I believe there is still a market demand for journalism. If you don’t believe that, then you might as well throw in the towel on both media and democracy.
So Horrocks is trying to answer that demand with the tool he has: the BBC. American editors are doing likewise with their assets. But I think they must find new ways to open themselves up, not just to new programs they control but to supporting the efforts the people control — with promotion, training, revenue help — for that is the way to include more voices and viewpoints and serve more communities.
I don’t think Horrocks will disagree. He says at the start of his speech:
Regulators, politicians and lobby groups are often united in just one thing – their desire to tell the public what to think and their determination to make the BBC and other public service broadcasters deliver their messages accordingly. But these interest groups, and those of us who once thought we could shape the views of our audience, are being rapidly out-flanked and indeed ignored by the audiences those groups control.
In this lecture I hope to demonstrate the depth and spread of this anti-elitist revolution but I will show there is still space for journalism that seeks to inform all, even-handedly. But to achieve this new purpose we need to leave behind the desire some broadcasters previously held – to tell the public what to think. Instead we should seize a new purpose – giving the public the information and greater space to think through democratic debate and interaction.
And I will argue that to respond adequately to these audience challenges there must be a far greater range of approaches and agendas in our journalism. BBC TV News will need to adapt massively. “BBC News” may need to become “BBC Newses”.
The question remains: How? Yes, one must open up the BBC, but not just to new interviews from the edges and new programs aimed at the disengaged but to new creators at the center. The BBC, like American news organizations, must find ways to encourage and enable not just debate but also journalism and not just within their organizations but without. The BBC should be helping many “Newses,” not just its own.
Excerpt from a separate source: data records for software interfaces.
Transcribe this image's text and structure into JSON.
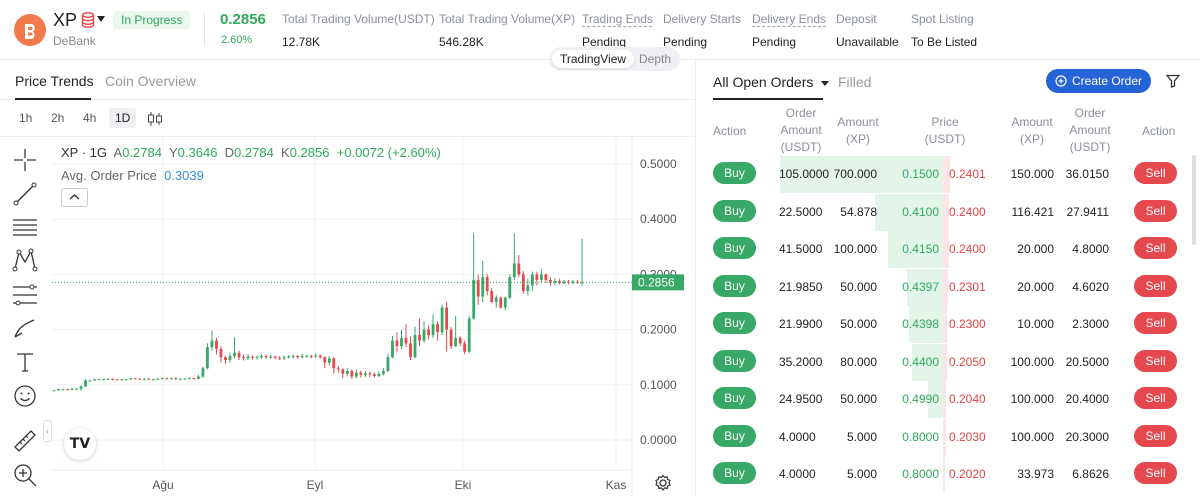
{
  "header": {
    "token": "XP",
    "platform": "DeBank",
    "status": "In Progress",
    "price": "0.2856",
    "change": "2.60%",
    "stats": [
      {
        "label": "Total Trading Volume(USDT)",
        "value": "12.78K",
        "dashed": false
      },
      {
        "label": "Total Trading Volume(XP)",
        "value": "546.28K",
        "dashed": false
      },
      {
        "label": "Trading Ends",
        "value": "Pending",
        "dashed": true
      },
      {
        "label": "Delivery Starts",
        "value": "Pending",
        "dashed": false
      },
      {
        "label": "Delivery Ends",
        "value": "Pending",
        "dashed": true
      },
      {
        "label": "Deposit",
        "value": "Unavailable",
        "dashed": false
      },
      {
        "label": "Spot Listing",
        "value": "To Be Listed",
        "dashed": false
      }
    ]
  },
  "left": {
    "tabs": [
      "Price Trends",
      "Coin Overview"
    ],
    "timeframes": [
      "1h",
      "2h",
      "4h",
      "1D"
    ],
    "active_timeframe": "1D",
    "view_options": [
      "TradingView",
      "Depth"
    ],
    "active_view": "TradingView",
    "legend": {
      "symbol": "XP",
      "interval": "· 1G",
      "o_label": "A",
      "o": "0.2784",
      "h_label": "Y",
      "h": "0.3646",
      "l_label": "D",
      "l": "0.2784",
      "c_label": "K",
      "c": "0.2856",
      "chg": "+0.0072 (+2.60%)"
    },
    "avg_label": "Avg. Order Price",
    "avg_value": "0.3039",
    "tv_logo": "TV"
  },
  "chart_data": {
    "type": "candlestick",
    "y_ticks": [
      "0.5000",
      "0.4000",
      "0.3000",
      "0.2000",
      "0.1000",
      "0.0000"
    ],
    "ylim": [
      0.0,
      0.5
    ],
    "x_ticks": [
      "Ağu",
      "Eyl",
      "Eki",
      "Kas"
    ],
    "last_price_label": "0.2856",
    "last_price": 0.2856,
    "avg_price": 0.3039,
    "grid": true,
    "candles": [
      [
        0.09,
        0.09,
        0.089,
        0.091
      ],
      [
        0.09,
        0.092,
        0.089,
        0.093
      ],
      [
        0.092,
        0.092,
        0.091,
        0.093
      ],
      [
        0.092,
        0.091,
        0.09,
        0.093
      ],
      [
        0.091,
        0.093,
        0.09,
        0.094
      ],
      [
        0.093,
        0.093,
        0.092,
        0.094
      ],
      [
        0.093,
        0.097,
        0.09,
        0.099
      ],
      [
        0.097,
        0.108,
        0.096,
        0.11
      ],
      [
        0.108,
        0.108,
        0.106,
        0.109
      ],
      [
        0.108,
        0.11,
        0.107,
        0.111
      ],
      [
        0.11,
        0.11,
        0.109,
        0.111
      ],
      [
        0.11,
        0.11,
        0.109,
        0.111
      ],
      [
        0.11,
        0.111,
        0.109,
        0.112
      ],
      [
        0.111,
        0.11,
        0.108,
        0.111
      ],
      [
        0.11,
        0.109,
        0.108,
        0.11
      ],
      [
        0.109,
        0.11,
        0.108,
        0.111
      ],
      [
        0.11,
        0.11,
        0.109,
        0.111
      ],
      [
        0.11,
        0.112,
        0.109,
        0.113
      ],
      [
        0.112,
        0.111,
        0.11,
        0.112
      ],
      [
        0.111,
        0.11,
        0.109,
        0.112
      ],
      [
        0.11,
        0.111,
        0.108,
        0.112
      ],
      [
        0.111,
        0.11,
        0.109,
        0.112
      ],
      [
        0.11,
        0.11,
        0.109,
        0.111
      ],
      [
        0.11,
        0.111,
        0.11,
        0.112
      ],
      [
        0.111,
        0.112,
        0.11,
        0.113
      ],
      [
        0.112,
        0.111,
        0.11,
        0.113
      ],
      [
        0.111,
        0.112,
        0.11,
        0.113
      ],
      [
        0.112,
        0.11,
        0.109,
        0.113
      ],
      [
        0.11,
        0.111,
        0.109,
        0.112
      ],
      [
        0.111,
        0.111,
        0.11,
        0.112
      ],
      [
        0.111,
        0.112,
        0.11,
        0.113
      ],
      [
        0.112,
        0.111,
        0.11,
        0.113
      ],
      [
        0.111,
        0.115,
        0.11,
        0.118
      ],
      [
        0.115,
        0.13,
        0.113,
        0.133
      ],
      [
        0.13,
        0.168,
        0.128,
        0.175
      ],
      [
        0.168,
        0.18,
        0.162,
        0.198
      ],
      [
        0.18,
        0.165,
        0.155,
        0.185
      ],
      [
        0.165,
        0.15,
        0.14,
        0.17
      ],
      [
        0.15,
        0.145,
        0.138,
        0.152
      ],
      [
        0.145,
        0.152,
        0.14,
        0.158
      ],
      [
        0.152,
        0.158,
        0.148,
        0.186
      ],
      [
        0.158,
        0.15,
        0.145,
        0.162
      ],
      [
        0.15,
        0.148,
        0.144,
        0.155
      ],
      [
        0.148,
        0.151,
        0.145,
        0.156
      ],
      [
        0.151,
        0.149,
        0.146,
        0.153
      ],
      [
        0.149,
        0.15,
        0.146,
        0.153
      ],
      [
        0.15,
        0.152,
        0.147,
        0.156
      ],
      [
        0.152,
        0.15,
        0.147,
        0.155
      ],
      [
        0.15,
        0.151,
        0.147,
        0.154
      ],
      [
        0.151,
        0.149,
        0.146,
        0.153
      ],
      [
        0.149,
        0.148,
        0.145,
        0.152
      ],
      [
        0.148,
        0.15,
        0.145,
        0.153
      ],
      [
        0.15,
        0.151,
        0.148,
        0.154
      ],
      [
        0.151,
        0.152,
        0.148,
        0.155
      ],
      [
        0.152,
        0.15,
        0.147,
        0.154
      ],
      [
        0.15,
        0.152,
        0.148,
        0.156
      ],
      [
        0.152,
        0.152,
        0.149,
        0.155
      ],
      [
        0.152,
        0.151,
        0.148,
        0.154
      ],
      [
        0.151,
        0.153,
        0.149,
        0.157
      ],
      [
        0.153,
        0.15,
        0.147,
        0.155
      ],
      [
        0.15,
        0.14,
        0.13,
        0.152
      ],
      [
        0.14,
        0.148,
        0.135,
        0.152
      ],
      [
        0.148,
        0.13,
        0.12,
        0.15
      ],
      [
        0.13,
        0.128,
        0.122,
        0.134
      ],
      [
        0.128,
        0.12,
        0.112,
        0.13
      ],
      [
        0.12,
        0.125,
        0.115,
        0.13
      ],
      [
        0.125,
        0.115,
        0.11,
        0.128
      ],
      [
        0.115,
        0.122,
        0.112,
        0.128
      ],
      [
        0.122,
        0.118,
        0.113,
        0.126
      ],
      [
        0.118,
        0.121,
        0.114,
        0.125
      ],
      [
        0.121,
        0.119,
        0.114,
        0.124
      ],
      [
        0.119,
        0.116,
        0.113,
        0.122
      ],
      [
        0.116,
        0.12,
        0.114,
        0.124
      ],
      [
        0.12,
        0.125,
        0.117,
        0.13
      ],
      [
        0.125,
        0.15,
        0.123,
        0.156
      ],
      [
        0.15,
        0.18,
        0.148,
        0.188
      ],
      [
        0.18,
        0.17,
        0.16,
        0.195
      ],
      [
        0.17,
        0.185,
        0.165,
        0.2
      ],
      [
        0.185,
        0.175,
        0.168,
        0.21
      ],
      [
        0.175,
        0.15,
        0.145,
        0.188
      ],
      [
        0.15,
        0.19,
        0.148,
        0.205
      ],
      [
        0.19,
        0.18,
        0.17,
        0.22
      ],
      [
        0.18,
        0.2,
        0.176,
        0.215
      ],
      [
        0.2,
        0.19,
        0.182,
        0.208
      ],
      [
        0.19,
        0.21,
        0.185,
        0.228
      ],
      [
        0.21,
        0.195,
        0.18,
        0.215
      ],
      [
        0.195,
        0.24,
        0.19,
        0.245
      ],
      [
        0.24,
        0.2,
        0.16,
        0.25
      ],
      [
        0.2,
        0.17,
        0.165,
        0.205
      ],
      [
        0.17,
        0.185,
        0.168,
        0.225
      ],
      [
        0.185,
        0.175,
        0.17,
        0.188
      ],
      [
        0.175,
        0.16,
        0.155,
        0.18
      ],
      [
        0.16,
        0.22,
        0.157,
        0.225
      ],
      [
        0.22,
        0.29,
        0.218,
        0.375
      ],
      [
        0.29,
        0.26,
        0.245,
        0.3
      ],
      [
        0.26,
        0.295,
        0.25,
        0.325
      ],
      [
        0.295,
        0.27,
        0.262,
        0.3
      ],
      [
        0.27,
        0.25,
        0.248,
        0.275
      ],
      [
        0.25,
        0.258,
        0.24,
        0.262
      ],
      [
        0.258,
        0.24,
        0.238,
        0.26
      ],
      [
        0.24,
        0.258,
        0.235,
        0.26
      ],
      [
        0.258,
        0.295,
        0.255,
        0.3
      ],
      [
        0.295,
        0.32,
        0.29,
        0.375
      ],
      [
        0.32,
        0.3,
        0.295,
        0.335
      ],
      [
        0.3,
        0.27,
        0.265,
        0.306
      ],
      [
        0.27,
        0.28,
        0.262,
        0.292
      ],
      [
        0.28,
        0.3,
        0.27,
        0.305
      ],
      [
        0.3,
        0.29,
        0.28,
        0.305
      ],
      [
        0.29,
        0.3,
        0.285,
        0.31
      ],
      [
        0.3,
        0.29,
        0.285,
        0.302
      ],
      [
        0.29,
        0.285,
        0.28,
        0.295
      ],
      [
        0.285,
        0.288,
        0.28,
        0.293
      ],
      [
        0.288,
        0.284,
        0.282,
        0.292
      ],
      [
        0.284,
        0.287,
        0.282,
        0.29
      ],
      [
        0.287,
        0.285,
        0.282,
        0.29
      ],
      [
        0.285,
        0.287,
        0.282,
        0.29
      ],
      [
        0.287,
        0.285,
        0.283,
        0.29
      ],
      [
        0.285,
        0.2856,
        0.2784,
        0.3646
      ]
    ]
  },
  "right": {
    "tabs": [
      "All Open Orders",
      "Filled"
    ],
    "create_label": "Create Order",
    "headers": {
      "action_left": "Action",
      "order_amt_l1": "Order",
      "order_amt_l2": "Amount",
      "order_amt_l3": "(USDT)",
      "amount_l1": "Amount",
      "amount_l2": "(XP)",
      "price_l1": "Price",
      "price_l2": "(USDT)",
      "r_amount_l1": "Amount",
      "r_amount_l2": "(XP)",
      "r_order_l1": "Order",
      "r_order_l2": "Amount",
      "r_order_l3": "(USDT)",
      "action_right": "Action"
    },
    "buy_label": "Buy",
    "sell_label": "Sell",
    "rows": [
      {
        "b_usdt": "105.0000",
        "b_xp": "700.000",
        "b_price": "0.1500",
        "a_price": "0.2401",
        "a_xp": "150.000",
        "a_usdt": "36.0150",
        "bid_depth": 1.0,
        "ask_depth": 0.09
      },
      {
        "b_usdt": "22.5000",
        "b_xp": "54.878",
        "b_price": "0.4100",
        "a_price": "0.2400",
        "a_xp": "116.421",
        "a_usdt": "27.9411",
        "bid_depth": 0.42,
        "ask_depth": 0.07
      },
      {
        "b_usdt": "41.5000",
        "b_xp": "100.000",
        "b_price": "0.4150",
        "a_price": "0.2400",
        "a_xp": "20.000",
        "a_usdt": "4.8000",
        "bid_depth": 0.34,
        "ask_depth": 0.07
      },
      {
        "b_usdt": "21.9850",
        "b_xp": "50.000",
        "b_price": "0.4397",
        "a_price": "0.2301",
        "a_xp": "20.000",
        "a_usdt": "4.6020",
        "bid_depth": 0.22,
        "ask_depth": 0.06
      },
      {
        "b_usdt": "21.9900",
        "b_xp": "50.000",
        "b_price": "0.4398",
        "a_price": "0.2300",
        "a_xp": "10.000",
        "a_usdt": "2.3000",
        "bid_depth": 0.21,
        "ask_depth": 0.05
      },
      {
        "b_usdt": "35.2000",
        "b_xp": "80.000",
        "b_price": "0.4400",
        "a_price": "0.2050",
        "a_xp": "100.000",
        "a_usdt": "20.5000",
        "bid_depth": 0.19,
        "ask_depth": 0.05
      },
      {
        "b_usdt": "24.9500",
        "b_xp": "50.000",
        "b_price": "0.4990",
        "a_price": "0.2040",
        "a_xp": "100.000",
        "a_usdt": "20.4000",
        "bid_depth": 0.09,
        "ask_depth": 0.04
      },
      {
        "b_usdt": "4.0000",
        "b_xp": "5.000",
        "b_price": "0.8000",
        "a_price": "0.2030",
        "a_xp": "100.000",
        "a_usdt": "20.3000",
        "bid_depth": 0.0,
        "ask_depth": 0.04
      },
      {
        "b_usdt": "4.0000",
        "b_xp": "5.000",
        "b_price": "0.8000",
        "a_price": "0.2020",
        "a_xp": "33.973",
        "a_usdt": "6.8626",
        "bid_depth": 0.0,
        "ask_depth": 0.03
      }
    ]
  },
  "colors": {
    "up": "#37a866",
    "down": "#e5484d",
    "accent": "#2563d8",
    "brand": "#f07a4a"
  }
}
I can’t resist also sharing with you the BBC’s execution of the idea of impartiality, which was even more absurd than American media’s current practices in what they think of as balance:
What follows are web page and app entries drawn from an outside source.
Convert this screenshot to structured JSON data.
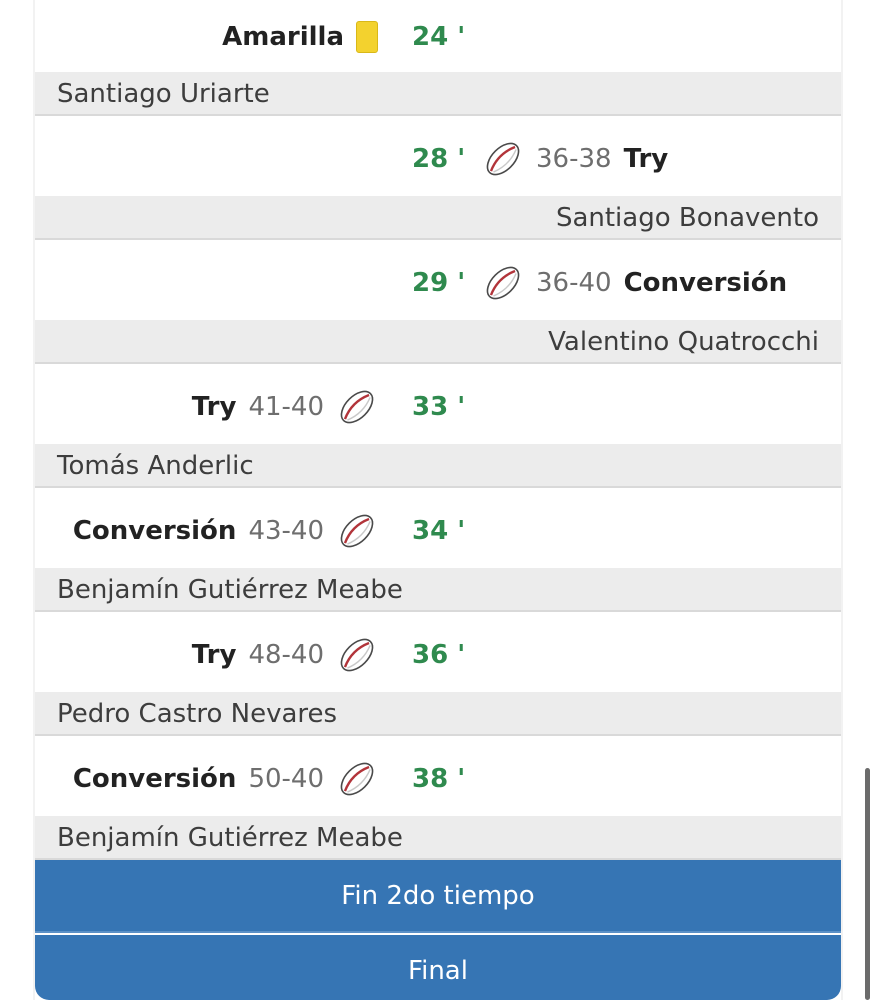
{
  "events": [
    {
      "side": "left",
      "type": "Amarilla",
      "icon": "yellow-card-icon",
      "minute": "24 '",
      "player": "Santiago Uriarte"
    },
    {
      "side": "right",
      "type": "Try",
      "score": "36-38",
      "icon": "rugby-ball-icon",
      "minute": "28 '",
      "player": "Santiago Bonavento"
    },
    {
      "side": "right",
      "type": "Conversión",
      "score": "36-40",
      "icon": "rugby-ball-icon",
      "minute": "29 '",
      "player": "Valentino Quatrocchi"
    },
    {
      "side": "left",
      "type": "Try",
      "score": "41-40",
      "icon": "rugby-ball-icon",
      "minute": "33 '",
      "player": "Tomás Anderlic"
    },
    {
      "side": "left",
      "type": "Conversión",
      "score": "43-40",
      "icon": "rugby-ball-icon",
      "minute": "34 '",
      "player": "Benjamín Gutiérrez Meabe"
    },
    {
      "side": "left",
      "type": "Try",
      "score": "48-40",
      "icon": "rugby-ball-icon",
      "minute": "36 '",
      "player": "Pedro Castro Nevares"
    },
    {
      "side": "left",
      "type": "Conversión",
      "score": "50-40",
      "icon": "rugby-ball-icon",
      "minute": "38 '",
      "player": "Benjamín Gutiérrez Meabe"
    }
  ],
  "buttons": {
    "fin_2do_tiempo": "Fin 2do tiempo",
    "final": "Final"
  },
  "colors": {
    "minute": "#2f8a4e",
    "button": "#3675b4",
    "player_row": "#ececec",
    "yellow_card": "#f3d22e"
  }
}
And what of the journalism that we delivered? How did we interpret the BBC’s key value – impartiality? Well, on arrival we were soon taught how to handle that. In an era of neatly polarised Left/Right views – both domestically and internationally – it was easy to make sure that you delivered impartiality – simply by balancing interviews. A Tory minister balanced by a Labour spokesman. An industrialist with a union leader. An American foreign affairs expert with a CND activist.
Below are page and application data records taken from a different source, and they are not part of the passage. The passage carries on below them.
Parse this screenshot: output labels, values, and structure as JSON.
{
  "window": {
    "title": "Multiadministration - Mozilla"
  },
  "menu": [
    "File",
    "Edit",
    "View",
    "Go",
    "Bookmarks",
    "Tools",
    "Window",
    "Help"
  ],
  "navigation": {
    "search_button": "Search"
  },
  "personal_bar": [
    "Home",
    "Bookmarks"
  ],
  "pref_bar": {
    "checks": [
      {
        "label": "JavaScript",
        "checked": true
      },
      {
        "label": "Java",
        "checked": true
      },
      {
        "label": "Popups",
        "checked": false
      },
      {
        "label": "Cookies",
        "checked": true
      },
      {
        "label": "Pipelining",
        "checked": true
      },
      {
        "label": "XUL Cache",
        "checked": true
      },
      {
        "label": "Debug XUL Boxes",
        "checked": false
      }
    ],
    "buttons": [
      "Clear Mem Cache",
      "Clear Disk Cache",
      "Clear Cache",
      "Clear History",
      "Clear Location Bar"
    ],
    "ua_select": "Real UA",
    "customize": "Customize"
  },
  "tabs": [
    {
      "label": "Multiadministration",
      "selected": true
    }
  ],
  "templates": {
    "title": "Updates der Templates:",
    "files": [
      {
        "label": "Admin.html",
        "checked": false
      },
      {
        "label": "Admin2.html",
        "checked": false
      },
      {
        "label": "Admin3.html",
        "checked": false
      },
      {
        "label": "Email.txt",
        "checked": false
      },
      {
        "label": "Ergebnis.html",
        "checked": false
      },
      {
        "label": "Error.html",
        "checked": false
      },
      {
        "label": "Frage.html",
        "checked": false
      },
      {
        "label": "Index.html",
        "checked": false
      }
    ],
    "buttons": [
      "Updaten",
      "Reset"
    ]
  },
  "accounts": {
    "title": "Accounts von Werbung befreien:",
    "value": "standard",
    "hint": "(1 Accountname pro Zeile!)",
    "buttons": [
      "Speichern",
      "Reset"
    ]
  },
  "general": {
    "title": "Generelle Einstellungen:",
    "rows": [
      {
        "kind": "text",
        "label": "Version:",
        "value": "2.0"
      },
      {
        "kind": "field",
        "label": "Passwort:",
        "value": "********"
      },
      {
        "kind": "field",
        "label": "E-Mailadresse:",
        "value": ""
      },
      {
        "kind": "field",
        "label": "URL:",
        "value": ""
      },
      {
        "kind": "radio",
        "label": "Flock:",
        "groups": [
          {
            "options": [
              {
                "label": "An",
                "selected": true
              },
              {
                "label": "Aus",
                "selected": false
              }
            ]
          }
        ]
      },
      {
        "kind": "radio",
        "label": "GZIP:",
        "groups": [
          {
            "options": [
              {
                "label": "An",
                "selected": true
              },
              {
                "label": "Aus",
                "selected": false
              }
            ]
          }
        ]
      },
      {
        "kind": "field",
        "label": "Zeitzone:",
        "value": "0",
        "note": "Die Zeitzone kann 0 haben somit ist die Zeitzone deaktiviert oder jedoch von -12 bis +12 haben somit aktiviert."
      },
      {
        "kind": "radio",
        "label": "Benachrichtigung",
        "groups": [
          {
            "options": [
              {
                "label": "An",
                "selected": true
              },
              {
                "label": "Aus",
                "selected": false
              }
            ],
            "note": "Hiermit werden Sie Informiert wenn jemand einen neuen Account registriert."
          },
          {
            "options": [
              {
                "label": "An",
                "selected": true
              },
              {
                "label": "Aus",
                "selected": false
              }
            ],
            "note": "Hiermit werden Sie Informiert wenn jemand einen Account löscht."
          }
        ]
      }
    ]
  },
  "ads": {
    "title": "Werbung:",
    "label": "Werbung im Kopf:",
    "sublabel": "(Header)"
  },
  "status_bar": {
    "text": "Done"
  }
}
And 25 years ago we used to measure impartiality to ensure we were delivering. During election campaigns one producer had the unenviable job of running the stop watches on every political discussion. He’d have three stop watches (because at election times the Liberals or Social Democrats would be allowed on, to make up the panel). The watches would be stopped and started as each speaker began and ended. Towards the end of a discussion he’d issue instructions through the presenter’s ear-piece. “Labour needs another 45 seconds”. The presenter would seek to give the spokesman that time. Uninterrupted. After each interview the minutage would be compiled into magnificent tables that would show incontrovertibly if we were, or weren’t, being impartial. There was healthy internal editorial debate, but little examination of content and agendas from the audience’s perspective. And, apart from the relatively confined programme areas of Question Time and radio phone-ins, there was little audience involvement in our journalism.
: Here is an earlier Guardian column I wrote on the BBC’s role in the landscape of media and journalism.